The area above the strand line is mostly dry except for the very highest tides so a different range of plants and animals are able to live here but they must still be able to cope with the occasional soaking with salt water!
The shoreline at Dell Quay
The shoreline at Dell Quay is shingle at the top of the beach and becomes increasingly muddy further down.
The strand line can produce some interesting finds! In among rubbish carried by the tide such as old boots, bits of string and wood you might find white cuttlefish bones. This bone forms the inside skeleton of a fascinating animal which looks a bit like an octopus and can change colour when it wants to!
Small white crab shells are not what they seem. They are not dead crabs but are the shell left by the crab after it has grown a new bigger one. It sheds the old one, takes in water to expand the new one and then hides until the new bigger one has hardened.
Sandhoppers are about 2 cm long and live among the debris of the strandline feeding on dead and decaying matter. They are able to jump and may land in your lunch box if you are picnicking too near the high tide line!
Wading birds such as the redshank and turnstone enjoy foraging among the bladderwrack, seaweed and under pieces of wood looking for things to eat.
The shoreline, especially the strandline can be badly affected by pollution such as oil and other harmful substances as it can become concentrated among the debris of the strandline.
Shorelines like that at Dell Quay are heavily used by people for keeping and launching boats. Quay, jetties and pontoon are built across the beach to help access to deeper water. Bits of boat and old structures are left behind from days gone by. Some of these are interesting, others ugly and potentially dangerous.
Human litter from beach users and rubbish washed up by the tide can affect the shoreline.
Rising sea levels are also a problem.

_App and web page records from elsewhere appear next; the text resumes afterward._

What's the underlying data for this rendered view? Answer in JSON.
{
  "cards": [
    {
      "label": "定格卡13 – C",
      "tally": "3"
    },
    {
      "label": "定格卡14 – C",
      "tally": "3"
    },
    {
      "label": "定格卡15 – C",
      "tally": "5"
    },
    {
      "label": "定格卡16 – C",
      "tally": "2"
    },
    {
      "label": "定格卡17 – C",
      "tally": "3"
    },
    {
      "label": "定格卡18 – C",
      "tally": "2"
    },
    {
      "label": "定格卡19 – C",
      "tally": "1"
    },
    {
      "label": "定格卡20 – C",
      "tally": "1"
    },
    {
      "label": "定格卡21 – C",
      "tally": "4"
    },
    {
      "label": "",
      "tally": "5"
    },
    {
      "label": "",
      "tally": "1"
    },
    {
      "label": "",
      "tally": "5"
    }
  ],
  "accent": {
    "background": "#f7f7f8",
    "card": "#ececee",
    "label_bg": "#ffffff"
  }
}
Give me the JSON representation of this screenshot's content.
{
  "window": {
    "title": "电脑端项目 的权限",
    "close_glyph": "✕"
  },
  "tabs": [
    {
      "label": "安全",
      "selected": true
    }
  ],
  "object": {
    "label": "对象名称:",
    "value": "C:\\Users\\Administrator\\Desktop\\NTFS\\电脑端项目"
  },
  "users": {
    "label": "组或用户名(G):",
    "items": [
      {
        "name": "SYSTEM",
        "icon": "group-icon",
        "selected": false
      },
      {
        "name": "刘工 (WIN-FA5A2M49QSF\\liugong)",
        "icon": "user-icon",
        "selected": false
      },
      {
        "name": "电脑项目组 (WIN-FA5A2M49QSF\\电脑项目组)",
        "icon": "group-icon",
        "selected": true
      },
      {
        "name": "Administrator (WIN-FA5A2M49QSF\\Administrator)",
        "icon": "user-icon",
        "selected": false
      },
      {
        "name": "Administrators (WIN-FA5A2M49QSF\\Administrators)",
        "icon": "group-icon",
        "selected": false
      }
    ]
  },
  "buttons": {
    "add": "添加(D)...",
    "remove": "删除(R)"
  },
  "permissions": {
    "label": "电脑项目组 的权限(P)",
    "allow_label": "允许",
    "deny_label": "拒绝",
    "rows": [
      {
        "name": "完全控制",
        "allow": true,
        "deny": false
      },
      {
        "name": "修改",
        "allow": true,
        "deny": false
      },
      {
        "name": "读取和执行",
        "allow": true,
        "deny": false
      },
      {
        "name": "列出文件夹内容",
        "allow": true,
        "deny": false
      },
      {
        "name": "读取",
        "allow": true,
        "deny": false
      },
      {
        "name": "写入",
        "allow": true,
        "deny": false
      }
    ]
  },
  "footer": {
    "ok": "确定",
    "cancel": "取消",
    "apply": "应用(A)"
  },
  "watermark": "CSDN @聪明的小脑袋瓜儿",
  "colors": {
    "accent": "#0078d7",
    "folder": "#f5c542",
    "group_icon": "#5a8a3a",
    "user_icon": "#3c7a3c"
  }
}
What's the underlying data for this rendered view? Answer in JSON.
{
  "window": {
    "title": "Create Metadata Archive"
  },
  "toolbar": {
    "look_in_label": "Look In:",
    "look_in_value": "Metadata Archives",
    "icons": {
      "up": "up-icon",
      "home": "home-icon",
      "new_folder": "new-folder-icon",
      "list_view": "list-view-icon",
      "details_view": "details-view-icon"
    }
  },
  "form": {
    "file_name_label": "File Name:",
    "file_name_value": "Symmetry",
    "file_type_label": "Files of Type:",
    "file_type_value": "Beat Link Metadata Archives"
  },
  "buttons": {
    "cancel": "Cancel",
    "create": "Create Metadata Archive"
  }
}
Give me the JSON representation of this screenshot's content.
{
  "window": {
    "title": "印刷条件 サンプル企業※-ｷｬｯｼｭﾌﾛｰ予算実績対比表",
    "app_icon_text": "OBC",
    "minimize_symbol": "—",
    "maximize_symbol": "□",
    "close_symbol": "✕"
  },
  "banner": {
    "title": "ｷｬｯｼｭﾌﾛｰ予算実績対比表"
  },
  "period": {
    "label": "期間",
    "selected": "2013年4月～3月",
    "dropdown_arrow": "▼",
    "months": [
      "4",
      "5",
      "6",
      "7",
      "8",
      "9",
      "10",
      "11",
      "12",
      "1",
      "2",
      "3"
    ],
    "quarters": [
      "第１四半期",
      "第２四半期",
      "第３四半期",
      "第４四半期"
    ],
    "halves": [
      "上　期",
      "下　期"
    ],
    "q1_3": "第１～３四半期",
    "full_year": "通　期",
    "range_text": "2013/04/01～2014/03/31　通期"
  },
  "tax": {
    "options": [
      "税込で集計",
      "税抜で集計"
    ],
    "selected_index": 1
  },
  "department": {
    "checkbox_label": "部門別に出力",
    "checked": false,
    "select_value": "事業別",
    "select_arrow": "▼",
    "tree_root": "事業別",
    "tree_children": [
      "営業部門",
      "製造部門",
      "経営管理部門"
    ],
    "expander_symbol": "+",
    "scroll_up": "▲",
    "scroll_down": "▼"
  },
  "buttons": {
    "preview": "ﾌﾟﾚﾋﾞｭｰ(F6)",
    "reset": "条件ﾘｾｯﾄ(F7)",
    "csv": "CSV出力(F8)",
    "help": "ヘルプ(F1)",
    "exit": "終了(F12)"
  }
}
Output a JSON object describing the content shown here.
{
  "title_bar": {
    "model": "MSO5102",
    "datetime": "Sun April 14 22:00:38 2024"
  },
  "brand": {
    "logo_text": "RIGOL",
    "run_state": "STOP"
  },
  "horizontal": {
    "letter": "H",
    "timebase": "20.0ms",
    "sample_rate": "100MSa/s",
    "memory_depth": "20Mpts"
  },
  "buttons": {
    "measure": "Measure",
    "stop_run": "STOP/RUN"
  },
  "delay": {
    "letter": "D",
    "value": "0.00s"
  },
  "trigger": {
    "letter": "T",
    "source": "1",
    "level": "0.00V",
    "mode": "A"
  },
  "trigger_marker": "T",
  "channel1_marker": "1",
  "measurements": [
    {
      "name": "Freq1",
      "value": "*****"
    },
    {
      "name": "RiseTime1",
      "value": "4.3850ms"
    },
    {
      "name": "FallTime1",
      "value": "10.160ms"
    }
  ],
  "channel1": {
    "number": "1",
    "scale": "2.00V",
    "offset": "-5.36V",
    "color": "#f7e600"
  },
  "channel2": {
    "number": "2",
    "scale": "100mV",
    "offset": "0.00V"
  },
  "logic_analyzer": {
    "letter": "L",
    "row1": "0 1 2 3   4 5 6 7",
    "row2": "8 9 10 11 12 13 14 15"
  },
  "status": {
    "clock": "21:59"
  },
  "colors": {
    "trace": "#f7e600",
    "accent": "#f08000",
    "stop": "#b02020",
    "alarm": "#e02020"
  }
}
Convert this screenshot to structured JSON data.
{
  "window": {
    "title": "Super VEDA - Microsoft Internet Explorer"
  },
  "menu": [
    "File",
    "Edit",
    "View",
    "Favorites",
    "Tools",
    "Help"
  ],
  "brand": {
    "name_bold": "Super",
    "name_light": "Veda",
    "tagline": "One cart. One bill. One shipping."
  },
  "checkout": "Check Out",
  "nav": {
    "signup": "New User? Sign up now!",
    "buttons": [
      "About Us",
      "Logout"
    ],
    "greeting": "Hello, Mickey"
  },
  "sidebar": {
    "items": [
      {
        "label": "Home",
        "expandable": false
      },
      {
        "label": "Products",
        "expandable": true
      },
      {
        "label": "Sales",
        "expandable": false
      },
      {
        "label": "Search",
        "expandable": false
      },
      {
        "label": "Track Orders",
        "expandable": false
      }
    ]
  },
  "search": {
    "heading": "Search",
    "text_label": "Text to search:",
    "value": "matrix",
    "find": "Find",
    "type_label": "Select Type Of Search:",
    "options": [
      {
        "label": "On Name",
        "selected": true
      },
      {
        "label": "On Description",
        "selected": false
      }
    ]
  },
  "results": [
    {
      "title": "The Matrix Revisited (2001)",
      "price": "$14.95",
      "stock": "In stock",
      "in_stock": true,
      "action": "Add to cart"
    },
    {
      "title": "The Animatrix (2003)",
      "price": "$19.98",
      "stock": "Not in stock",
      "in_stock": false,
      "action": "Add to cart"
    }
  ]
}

Sea walls and other sea defences have been built to protect houses and farmland, so the beach gets smaller as the water level rises.